- Task instructions -
Your answer consists of the lines in the data that contain "icon". Copy each of them.
START The data
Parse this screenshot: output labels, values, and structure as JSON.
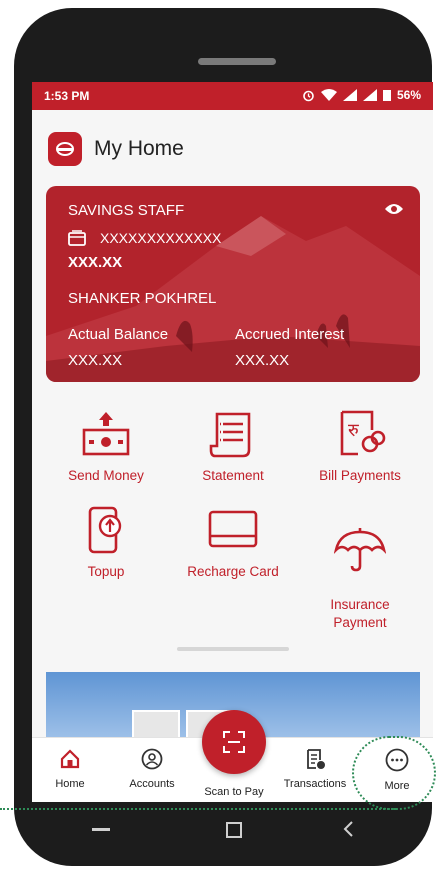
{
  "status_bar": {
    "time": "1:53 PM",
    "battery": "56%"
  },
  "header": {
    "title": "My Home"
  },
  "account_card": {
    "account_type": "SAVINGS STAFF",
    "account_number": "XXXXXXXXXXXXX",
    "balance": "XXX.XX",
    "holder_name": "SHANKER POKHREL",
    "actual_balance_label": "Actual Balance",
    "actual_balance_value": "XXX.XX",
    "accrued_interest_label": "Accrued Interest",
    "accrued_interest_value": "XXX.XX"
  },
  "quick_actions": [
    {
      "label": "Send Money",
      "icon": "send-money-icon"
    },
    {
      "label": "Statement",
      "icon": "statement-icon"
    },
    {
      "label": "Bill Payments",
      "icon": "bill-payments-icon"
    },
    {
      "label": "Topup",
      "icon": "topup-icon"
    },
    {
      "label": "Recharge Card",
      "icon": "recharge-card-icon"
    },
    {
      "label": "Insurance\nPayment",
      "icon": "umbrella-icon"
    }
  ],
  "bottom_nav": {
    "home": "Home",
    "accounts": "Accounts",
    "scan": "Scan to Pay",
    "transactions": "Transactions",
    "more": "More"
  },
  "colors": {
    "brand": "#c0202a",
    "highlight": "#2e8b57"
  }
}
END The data
- Reply -
      "icon": "send-money-icon"
      "icon": "statement-icon"
      "icon": "bill-payments-icon"
      "icon": "topup-icon"
      "icon": "recharge-card-icon"
      "icon": "umbrella-icon"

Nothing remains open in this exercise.